Real introspection is something that Forsyth emphasises when empowering people to become fearless in their careers. “I deal a lot with impostor syndrome and I think it's interesting that it's called impostor syndrome because it feels like you're being somebody else sometimes and not succeeding. Yet, if you really spend the time on professional development to really understand yourself and who you are and be that person, then you can't really go wrong.” “I think true confidence, fearless confidence, comes from really knowing yourself, what your factory settings are, what your buttons are, what your values are. Because everybody is slightly different in terms of what their vision of great leadership is or how they want to be.”


“You know, Donald Trump's vision of success and leadership is going to be very, very different to your vision of leadership and success. Don't try to be somebody else. Other people don't necessarily have it right. What is your vision of success? What feels right? How do you want to be treated? How do you want to treat other people? So then it becomes less about male traits and female traits it just becomes about traits.”


At entry level, Forsyth had no shortage of women in television to look up to. While women have not traditionally held the top roles in the arts, Forsyth explains that when she was coming up through the ranks, and especially in her department of Factual Entertainment, many of the leadership roles were held by women, “so I never had any thought that being a woman was going to hold me back. I recognise that that is different in different genres in television and different roles but, for me, I always had strong women role-models in charge of the productions I was working on.”


Nowadays Forsyth feels much the same, pointing out that Kate Phillips is the controller of entertainment at the BBC, Charlotte Moore is the head of the BBC, Jay Hunt is the head of Apple in the UK, Alex Mahon runs Channel 4, and Jane Turton runs All3Media. While there are, of course, other issues that prevent women from succeeding in TV, there are still many role models for women and leadership opportunities there. Part of the work now relies on women having the confidence to take those opportunities.


Forsyth mentions a recent article in the Financial Times that resonates with some of the issues that arise in her coaching. The article demonstrated that women on boards get paid 40% less than men simply because they don’t go for the top roles. From her experience of coaching future leaders, Forsyth observes that “women in particular don't go for those top roles because they think, ‘I'm not going to be able to do it’, whereas actually they could do it standing on their heads. And so my mission now is to use my experience and expertise to coach and mentor people, self-critical overachievers, to get rid of that self-doubt and that self-criticism, to really embrace who they are, to be fearless themselves, and to go and conquer the world.”

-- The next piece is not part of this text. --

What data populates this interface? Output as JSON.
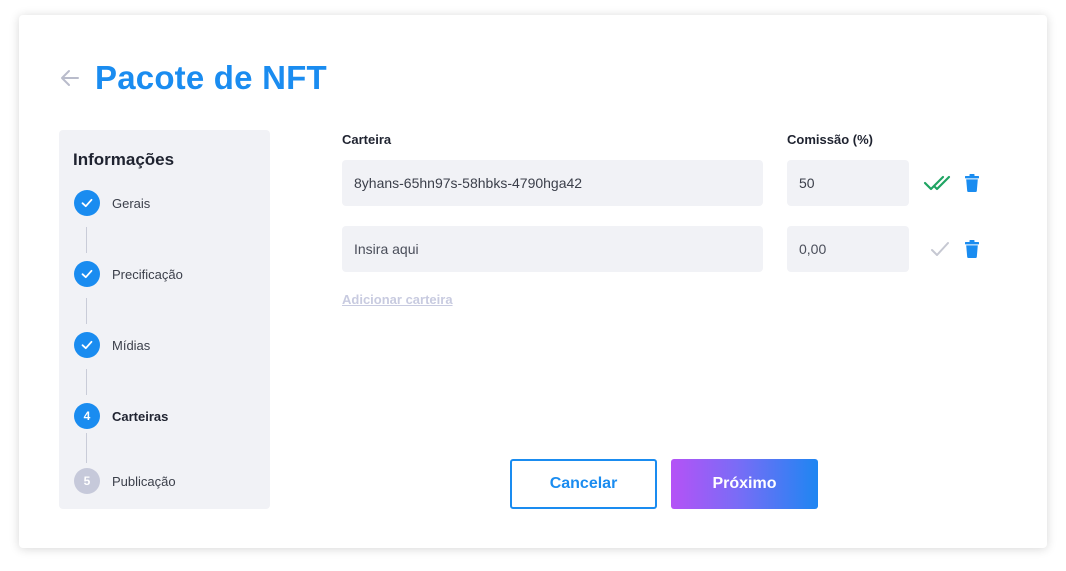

Finally, I ask Forsyth for her advice and insight, as a former leader in the BBC, on the #SeenAndHeard campaign that we created as a means of offering people a safe and anonymous way to speak out against inequality in a freelance industry. “I think any highlighting issues, highlighting people's experiences, is fantastic. I think the more things are uncovered and the more experiences are brought to light, the better to raise awareness, not only so that it can be highlighted to the industry that it's actually going on and something needs to happen about it, but also because it helps with processing what's happened - being seen, being heard, being listened to. So I think it really helps to bring things to light.”


In the past it has been impossible to speak out against inequality at work. Help Equality Check change that by taking 2 minutes to leave an anonymous review of your workplace. Your voice is powerful. Be #SeenAndHeard

About the author:


Cecilia McAloon

Cecilia has a double first in English Language & Literature from the University of Oxford. Before joining Equality Check, Cecilia co-founded an award-winning film production group and worked at the Oxford University Filmmaking Foundation. Cecilia has a long-held passion for ED&I and hopes that her work at Equality Check will have a lasting impact on creating equal opportunities for the UK workforce.